Google has defended its privacy credentials following a claim by Microsoft's privacy chief last week that the search giant was a decade behind Microsoft when it came to privacy.
"Google's a great company, got some great products, but you know in some respects I think Google is where Microsoft was seven or 10 years ago," Peter Cullen, Microsoft's chief privacy strategist told ZDNet.com.au last week in a video interview.
The rebuttal came immediately: "There are different ways of deploying privacy awareness within a company," a Google Australia spokesperson today said in response.
Visiting Australia to host the Australian Privacy Commissioner's Privacy Awareness Week awards, Microsoft's chief privacy officer Peter Cullen last week said that while Microsoft tackled privacy issues in product development, Google only dealt with concerns reactively, for example, after products such as Street View were released.

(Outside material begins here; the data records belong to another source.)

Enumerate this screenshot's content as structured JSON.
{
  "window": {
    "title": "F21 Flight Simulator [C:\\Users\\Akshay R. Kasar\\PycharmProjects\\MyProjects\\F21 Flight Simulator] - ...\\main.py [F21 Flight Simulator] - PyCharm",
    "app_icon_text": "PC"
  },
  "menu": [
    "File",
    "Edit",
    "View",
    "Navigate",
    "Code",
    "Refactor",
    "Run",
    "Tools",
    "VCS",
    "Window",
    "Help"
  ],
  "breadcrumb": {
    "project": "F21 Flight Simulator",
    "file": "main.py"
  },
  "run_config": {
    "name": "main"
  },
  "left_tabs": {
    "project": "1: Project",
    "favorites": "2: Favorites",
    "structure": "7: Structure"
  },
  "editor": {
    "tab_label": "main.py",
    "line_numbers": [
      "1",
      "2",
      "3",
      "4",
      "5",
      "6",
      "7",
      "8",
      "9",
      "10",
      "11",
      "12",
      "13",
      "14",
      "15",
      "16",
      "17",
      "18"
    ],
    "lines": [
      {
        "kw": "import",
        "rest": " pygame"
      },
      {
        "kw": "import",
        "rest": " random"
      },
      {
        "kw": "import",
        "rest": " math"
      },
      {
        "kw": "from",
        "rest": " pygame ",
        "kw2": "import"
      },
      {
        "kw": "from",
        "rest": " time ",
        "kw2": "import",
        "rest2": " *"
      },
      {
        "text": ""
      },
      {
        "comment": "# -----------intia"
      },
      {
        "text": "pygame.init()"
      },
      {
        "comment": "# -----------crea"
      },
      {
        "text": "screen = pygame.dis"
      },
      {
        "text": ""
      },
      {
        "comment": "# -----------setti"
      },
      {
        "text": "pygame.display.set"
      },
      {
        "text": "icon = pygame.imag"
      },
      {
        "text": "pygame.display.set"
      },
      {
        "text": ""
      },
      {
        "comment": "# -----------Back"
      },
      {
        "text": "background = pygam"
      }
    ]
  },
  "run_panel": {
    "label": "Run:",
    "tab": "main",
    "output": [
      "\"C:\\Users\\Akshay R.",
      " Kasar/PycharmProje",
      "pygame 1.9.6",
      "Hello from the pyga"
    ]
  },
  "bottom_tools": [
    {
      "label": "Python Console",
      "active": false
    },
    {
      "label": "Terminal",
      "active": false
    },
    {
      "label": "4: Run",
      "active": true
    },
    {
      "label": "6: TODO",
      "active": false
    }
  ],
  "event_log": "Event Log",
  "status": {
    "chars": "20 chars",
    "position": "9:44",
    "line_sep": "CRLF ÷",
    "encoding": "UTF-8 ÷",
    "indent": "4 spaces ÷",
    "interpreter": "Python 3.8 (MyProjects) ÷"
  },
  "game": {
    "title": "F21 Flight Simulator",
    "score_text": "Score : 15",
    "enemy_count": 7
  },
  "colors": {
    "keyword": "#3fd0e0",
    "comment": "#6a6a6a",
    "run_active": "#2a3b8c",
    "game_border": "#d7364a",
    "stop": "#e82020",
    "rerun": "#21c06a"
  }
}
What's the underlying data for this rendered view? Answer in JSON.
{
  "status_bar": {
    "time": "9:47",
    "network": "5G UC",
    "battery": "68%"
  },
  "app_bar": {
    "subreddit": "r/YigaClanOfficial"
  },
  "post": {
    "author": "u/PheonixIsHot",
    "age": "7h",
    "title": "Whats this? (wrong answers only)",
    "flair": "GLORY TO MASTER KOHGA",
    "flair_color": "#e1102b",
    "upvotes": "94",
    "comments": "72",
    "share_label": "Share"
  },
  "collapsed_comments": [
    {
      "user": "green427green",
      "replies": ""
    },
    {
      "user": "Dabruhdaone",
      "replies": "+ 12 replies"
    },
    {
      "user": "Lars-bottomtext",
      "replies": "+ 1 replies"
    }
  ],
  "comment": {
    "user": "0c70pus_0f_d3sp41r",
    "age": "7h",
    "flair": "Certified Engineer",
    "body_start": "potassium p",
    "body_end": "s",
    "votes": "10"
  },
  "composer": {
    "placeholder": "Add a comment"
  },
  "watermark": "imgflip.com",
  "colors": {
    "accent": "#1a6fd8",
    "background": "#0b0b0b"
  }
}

Cullen said Google had not invested to the same extent that Microsoft had in building its teams to deliver privacy-aware products. "Microsoft has over 40 full-time people invested in privacy and over 400 part-time people. Google hasn't — at least from what I read about them — evolved to that," he added.
Google's spokesperson declined to disclose how many privacy officers it had hired, but said the company had lawyers dedicated to the issue.
"We have lots of specialised lawyers and government affairs teams all around the world whose job is to think about the privacy implications in the development of products," the spokesperson said.
He also labelled Microsoft's privacy team as "isolated".
"Rather than a single, isolated privacy department, here at Google we embed the importance of privacy into our products and systems from engineers through to executives, guided by trained privacy professionals," he said.
"All our engineering, legal, policy and communications teams work closely together to build privacy protections into our products."
In what has been called a publicity stunt by some, both Google and Microsoft last year promised to make their search logs anonymous, but only after 18 months.
Google has also launched its own Privacy channel on YouTube to explain the company's approach to privacy in plain English, which according to privacy advocates has been one of the company's strengths.